Job 7:16 I loathe it; I would not live alway: let me alone; for my days are vanity.
Job says that when he thinks about the comfort of his bed at night, he gets nightmares and terrifying visions that he believes are from God. He would rather die. He hates his life and no longer wants to live in such a state. He asks God to just leave him alone; his life is useless.
Job 7:17 ¶ What is man, that thou shouldest magnify him? and that thou shouldest set thine heart upon him?
Job 7:18 And that thou shouldest visit him every morning, and try him every moment?
As Job continues to talk to God, he wonders why God honors man and gives him so much attention every moment of every day.
Maybe the psalmist was familiar with these verses.
Psalms 8:4 “What is man, that thou art mindful of him? and the son of man, that thou visitest him?”

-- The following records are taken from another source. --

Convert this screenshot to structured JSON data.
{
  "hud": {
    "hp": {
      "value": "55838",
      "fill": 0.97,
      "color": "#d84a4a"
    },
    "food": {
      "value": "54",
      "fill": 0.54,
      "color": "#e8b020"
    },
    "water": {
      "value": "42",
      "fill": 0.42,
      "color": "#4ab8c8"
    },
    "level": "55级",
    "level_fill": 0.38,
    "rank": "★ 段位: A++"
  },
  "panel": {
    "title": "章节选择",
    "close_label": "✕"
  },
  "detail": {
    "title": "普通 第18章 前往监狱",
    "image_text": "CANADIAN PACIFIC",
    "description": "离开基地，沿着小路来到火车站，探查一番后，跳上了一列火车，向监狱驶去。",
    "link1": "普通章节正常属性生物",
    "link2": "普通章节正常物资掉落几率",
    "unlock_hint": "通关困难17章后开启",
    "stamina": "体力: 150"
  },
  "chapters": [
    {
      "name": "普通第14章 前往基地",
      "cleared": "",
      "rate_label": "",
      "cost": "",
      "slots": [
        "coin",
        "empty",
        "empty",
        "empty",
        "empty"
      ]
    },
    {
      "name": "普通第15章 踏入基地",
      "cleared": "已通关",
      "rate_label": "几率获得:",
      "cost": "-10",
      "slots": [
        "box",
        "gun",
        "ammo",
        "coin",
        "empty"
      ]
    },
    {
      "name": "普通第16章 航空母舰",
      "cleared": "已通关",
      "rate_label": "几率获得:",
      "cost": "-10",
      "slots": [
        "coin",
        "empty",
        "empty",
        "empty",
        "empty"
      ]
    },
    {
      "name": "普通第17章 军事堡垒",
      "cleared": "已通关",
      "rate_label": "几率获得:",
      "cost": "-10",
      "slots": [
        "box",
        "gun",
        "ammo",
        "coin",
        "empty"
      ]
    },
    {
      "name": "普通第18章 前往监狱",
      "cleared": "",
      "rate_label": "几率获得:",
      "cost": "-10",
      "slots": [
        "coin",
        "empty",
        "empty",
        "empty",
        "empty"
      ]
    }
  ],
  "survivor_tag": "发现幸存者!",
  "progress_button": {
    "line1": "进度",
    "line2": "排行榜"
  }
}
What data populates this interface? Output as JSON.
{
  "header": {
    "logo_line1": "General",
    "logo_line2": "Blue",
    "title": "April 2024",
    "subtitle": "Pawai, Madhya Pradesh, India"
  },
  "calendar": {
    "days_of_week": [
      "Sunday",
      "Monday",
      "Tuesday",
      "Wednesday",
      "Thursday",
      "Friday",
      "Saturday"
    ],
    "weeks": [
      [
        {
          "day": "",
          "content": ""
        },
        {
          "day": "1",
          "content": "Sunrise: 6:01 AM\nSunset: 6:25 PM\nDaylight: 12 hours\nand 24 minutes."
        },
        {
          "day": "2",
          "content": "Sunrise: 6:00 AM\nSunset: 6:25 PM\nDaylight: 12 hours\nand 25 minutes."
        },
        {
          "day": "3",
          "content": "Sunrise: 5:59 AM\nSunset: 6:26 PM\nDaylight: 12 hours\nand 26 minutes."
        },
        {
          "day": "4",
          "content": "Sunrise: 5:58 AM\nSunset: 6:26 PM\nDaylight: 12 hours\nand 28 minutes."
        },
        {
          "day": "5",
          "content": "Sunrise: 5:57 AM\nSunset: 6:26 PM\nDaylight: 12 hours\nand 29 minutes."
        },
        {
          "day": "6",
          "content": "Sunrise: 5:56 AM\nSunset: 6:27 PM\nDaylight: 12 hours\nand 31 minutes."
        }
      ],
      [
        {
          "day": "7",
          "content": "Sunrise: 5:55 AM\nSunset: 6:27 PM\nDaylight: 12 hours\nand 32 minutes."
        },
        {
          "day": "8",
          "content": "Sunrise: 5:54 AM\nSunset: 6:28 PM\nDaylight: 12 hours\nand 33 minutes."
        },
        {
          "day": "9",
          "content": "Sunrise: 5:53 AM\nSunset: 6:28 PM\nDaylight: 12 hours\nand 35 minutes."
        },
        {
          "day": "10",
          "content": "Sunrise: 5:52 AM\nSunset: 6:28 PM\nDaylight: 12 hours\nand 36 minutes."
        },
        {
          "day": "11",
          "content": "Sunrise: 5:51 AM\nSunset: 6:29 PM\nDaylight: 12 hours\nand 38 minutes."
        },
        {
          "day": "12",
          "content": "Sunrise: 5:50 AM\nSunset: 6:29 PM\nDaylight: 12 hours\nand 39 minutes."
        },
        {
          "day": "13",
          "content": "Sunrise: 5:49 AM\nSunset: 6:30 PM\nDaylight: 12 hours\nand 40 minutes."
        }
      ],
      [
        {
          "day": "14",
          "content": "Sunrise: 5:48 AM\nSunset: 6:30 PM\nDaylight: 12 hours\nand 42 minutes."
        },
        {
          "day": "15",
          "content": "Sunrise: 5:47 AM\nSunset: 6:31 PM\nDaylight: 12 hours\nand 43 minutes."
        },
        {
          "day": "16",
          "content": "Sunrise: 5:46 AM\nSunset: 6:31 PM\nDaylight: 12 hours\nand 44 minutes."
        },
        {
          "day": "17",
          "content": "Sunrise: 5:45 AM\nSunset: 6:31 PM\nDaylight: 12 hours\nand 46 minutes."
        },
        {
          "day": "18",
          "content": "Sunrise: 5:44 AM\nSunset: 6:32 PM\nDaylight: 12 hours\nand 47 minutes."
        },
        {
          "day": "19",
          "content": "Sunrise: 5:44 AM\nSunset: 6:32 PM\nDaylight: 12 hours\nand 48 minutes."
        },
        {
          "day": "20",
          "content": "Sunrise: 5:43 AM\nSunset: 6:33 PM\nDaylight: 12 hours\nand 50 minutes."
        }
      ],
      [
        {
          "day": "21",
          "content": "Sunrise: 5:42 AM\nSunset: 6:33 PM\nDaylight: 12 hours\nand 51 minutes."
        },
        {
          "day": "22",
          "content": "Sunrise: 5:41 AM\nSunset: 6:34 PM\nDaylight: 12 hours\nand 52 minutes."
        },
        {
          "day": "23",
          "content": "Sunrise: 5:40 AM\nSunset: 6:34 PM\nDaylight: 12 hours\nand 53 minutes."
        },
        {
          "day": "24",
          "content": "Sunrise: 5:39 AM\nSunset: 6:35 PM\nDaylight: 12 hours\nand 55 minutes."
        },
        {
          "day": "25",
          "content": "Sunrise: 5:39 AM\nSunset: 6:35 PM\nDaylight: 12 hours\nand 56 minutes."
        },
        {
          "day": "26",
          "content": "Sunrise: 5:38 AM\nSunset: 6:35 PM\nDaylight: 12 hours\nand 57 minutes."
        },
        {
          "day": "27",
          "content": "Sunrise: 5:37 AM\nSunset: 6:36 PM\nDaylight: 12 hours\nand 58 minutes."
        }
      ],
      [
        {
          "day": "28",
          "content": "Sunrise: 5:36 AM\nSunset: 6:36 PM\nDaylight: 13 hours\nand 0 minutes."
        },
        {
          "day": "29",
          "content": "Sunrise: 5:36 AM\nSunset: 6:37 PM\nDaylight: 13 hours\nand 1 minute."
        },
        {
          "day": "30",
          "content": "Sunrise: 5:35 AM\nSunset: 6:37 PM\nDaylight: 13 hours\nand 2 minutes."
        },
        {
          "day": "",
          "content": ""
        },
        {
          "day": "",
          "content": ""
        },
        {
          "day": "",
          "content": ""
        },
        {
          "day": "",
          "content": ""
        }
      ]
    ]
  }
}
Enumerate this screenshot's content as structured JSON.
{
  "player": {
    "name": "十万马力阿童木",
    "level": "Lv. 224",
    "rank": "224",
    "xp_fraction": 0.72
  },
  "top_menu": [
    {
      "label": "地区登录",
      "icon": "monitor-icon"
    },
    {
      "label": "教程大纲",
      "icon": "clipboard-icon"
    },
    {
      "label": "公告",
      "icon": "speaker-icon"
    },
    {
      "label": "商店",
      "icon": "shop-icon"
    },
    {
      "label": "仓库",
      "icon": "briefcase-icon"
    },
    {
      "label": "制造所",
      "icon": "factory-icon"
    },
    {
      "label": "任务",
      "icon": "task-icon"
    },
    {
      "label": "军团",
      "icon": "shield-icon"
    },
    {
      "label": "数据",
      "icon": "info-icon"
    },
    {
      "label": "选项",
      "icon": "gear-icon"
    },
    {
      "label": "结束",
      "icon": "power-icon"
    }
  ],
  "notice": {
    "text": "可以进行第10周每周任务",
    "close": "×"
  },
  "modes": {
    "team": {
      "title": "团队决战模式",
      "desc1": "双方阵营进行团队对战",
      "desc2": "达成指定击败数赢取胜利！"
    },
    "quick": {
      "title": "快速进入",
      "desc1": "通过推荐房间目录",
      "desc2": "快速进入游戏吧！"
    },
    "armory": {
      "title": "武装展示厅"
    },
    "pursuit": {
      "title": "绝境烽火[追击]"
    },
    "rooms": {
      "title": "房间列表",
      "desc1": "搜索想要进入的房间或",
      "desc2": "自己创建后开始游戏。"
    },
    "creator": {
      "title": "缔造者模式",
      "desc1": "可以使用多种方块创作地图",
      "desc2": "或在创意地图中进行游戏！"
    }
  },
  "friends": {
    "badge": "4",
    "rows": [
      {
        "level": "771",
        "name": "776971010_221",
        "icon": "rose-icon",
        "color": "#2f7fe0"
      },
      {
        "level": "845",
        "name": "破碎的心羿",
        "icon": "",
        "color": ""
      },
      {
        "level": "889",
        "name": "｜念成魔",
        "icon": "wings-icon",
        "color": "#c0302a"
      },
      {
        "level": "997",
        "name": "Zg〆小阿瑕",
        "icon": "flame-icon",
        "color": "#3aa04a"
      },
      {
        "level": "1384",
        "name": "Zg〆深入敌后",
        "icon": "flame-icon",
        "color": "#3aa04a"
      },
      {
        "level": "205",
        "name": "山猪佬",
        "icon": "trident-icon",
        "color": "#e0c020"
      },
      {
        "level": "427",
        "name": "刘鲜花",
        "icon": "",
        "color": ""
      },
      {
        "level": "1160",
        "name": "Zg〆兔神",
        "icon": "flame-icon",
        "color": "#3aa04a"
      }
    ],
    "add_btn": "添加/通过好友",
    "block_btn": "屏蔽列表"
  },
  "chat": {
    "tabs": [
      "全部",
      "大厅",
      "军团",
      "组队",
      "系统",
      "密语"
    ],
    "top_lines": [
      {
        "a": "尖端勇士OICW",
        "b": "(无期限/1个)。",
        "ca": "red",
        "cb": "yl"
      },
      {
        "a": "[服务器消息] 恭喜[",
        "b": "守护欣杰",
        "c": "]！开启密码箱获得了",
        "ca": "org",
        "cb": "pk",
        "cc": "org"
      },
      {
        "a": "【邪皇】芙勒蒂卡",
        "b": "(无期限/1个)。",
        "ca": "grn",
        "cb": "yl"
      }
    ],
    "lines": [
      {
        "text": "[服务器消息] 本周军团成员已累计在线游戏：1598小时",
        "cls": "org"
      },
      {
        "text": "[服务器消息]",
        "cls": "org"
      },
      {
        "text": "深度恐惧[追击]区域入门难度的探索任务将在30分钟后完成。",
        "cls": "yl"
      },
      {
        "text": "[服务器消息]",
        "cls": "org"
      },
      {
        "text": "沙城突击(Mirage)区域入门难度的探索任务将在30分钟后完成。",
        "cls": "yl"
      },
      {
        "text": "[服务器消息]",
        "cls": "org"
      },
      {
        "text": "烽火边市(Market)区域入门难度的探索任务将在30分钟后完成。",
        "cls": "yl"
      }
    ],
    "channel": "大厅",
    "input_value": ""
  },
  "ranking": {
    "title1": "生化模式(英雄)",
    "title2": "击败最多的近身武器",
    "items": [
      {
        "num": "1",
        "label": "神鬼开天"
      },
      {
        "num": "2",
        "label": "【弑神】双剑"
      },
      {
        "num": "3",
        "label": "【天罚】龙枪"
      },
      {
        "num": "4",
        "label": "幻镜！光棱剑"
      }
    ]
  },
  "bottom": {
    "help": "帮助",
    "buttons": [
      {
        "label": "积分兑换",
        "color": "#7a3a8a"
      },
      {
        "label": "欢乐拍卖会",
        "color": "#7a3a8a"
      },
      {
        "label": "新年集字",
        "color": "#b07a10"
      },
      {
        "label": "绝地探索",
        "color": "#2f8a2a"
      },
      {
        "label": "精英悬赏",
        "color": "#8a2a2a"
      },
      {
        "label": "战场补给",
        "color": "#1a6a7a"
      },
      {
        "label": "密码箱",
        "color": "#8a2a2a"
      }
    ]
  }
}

Psalms 144:3–4 “LORD, what is man, that thou takest knowledge of him! or the son of man, that thou makest account of him! Man is like to vanity: his days are as a shadow that passeth away.”
I have often pondered about God’s omniscience and omnipresence in the life of each of those that trust Him—let alone the rest of mankind. Why would He be so interested in me, certainly one of those insignificant parts of the bride of Christ? Oh how thankful I am, however, to know that He is!
Job 7:19 How long wilt thou not depart from me, nor let me alone till I swallow down my spittle?
Job 7:20 I have sinned; what shall I do unto thee, O thou preserver of men? why hast thou set me as a mark against thee, so that I am a burden to myself?
Job 7:21 And why dost thou not pardon my transgression, and take away mine iniquity? for now shall I sleep in the dust; and thou shalt seek me in the morning, but I shall not be.
Job is basically asking God how long he is going to have to suffer His judgment; can’t He let up for even an instant? (Bullinger notes that “till I swallow down my spittle” is an Arabic idiom meaning “for one instant.”)
Job wants God to reveal how he has sinned, why he is being punished. He wants to know why he won’t forgive his sin. Job realizes that he is bound to die soon, so God won’t have to bother with him anymore.
I liked this observation from Stedman: “In every time of trial there are two purposes in view: Satan has his purpose, and God has his. Satan's purpose here was to use the pain of Job's illness to afflict his body; to use the priggish, well-intentioned comfort of his friends to irritate his soul; and to use the silence of God to assault his spirit and to break his faith. But God's purpose is to teach Job some truths that he never knew before, to deepen his theology, and help him understand God much better. God's truth was to answer Satan in the eyes of all the principalities and powers of the whole universe, and to prove him wrong in his philosophy of life God's purpose was also to provide a demonstration for all the sufferers in all the ages that would follow that God knows what he is doing.”
I also liked this quote from Spurgeon, though I am not sure I would volunteer to embrace his conclusion: “Job was not being punished; he was being honored. God was giving to him a name like that of the great ones of the earth. The Lord was lifting him up, promoting him, putting him into the front rank, making a great saint of him, causing him to become one of the fathers and patterns in the ancient Church of God. He was really doing for Job such extraordinarily good things that you or I, in looking back upon his whole history, might well say, ‘I would be quite content to take Job’s afflictions if I might also have Job’s grace, and Job’s place in the Church of God.’”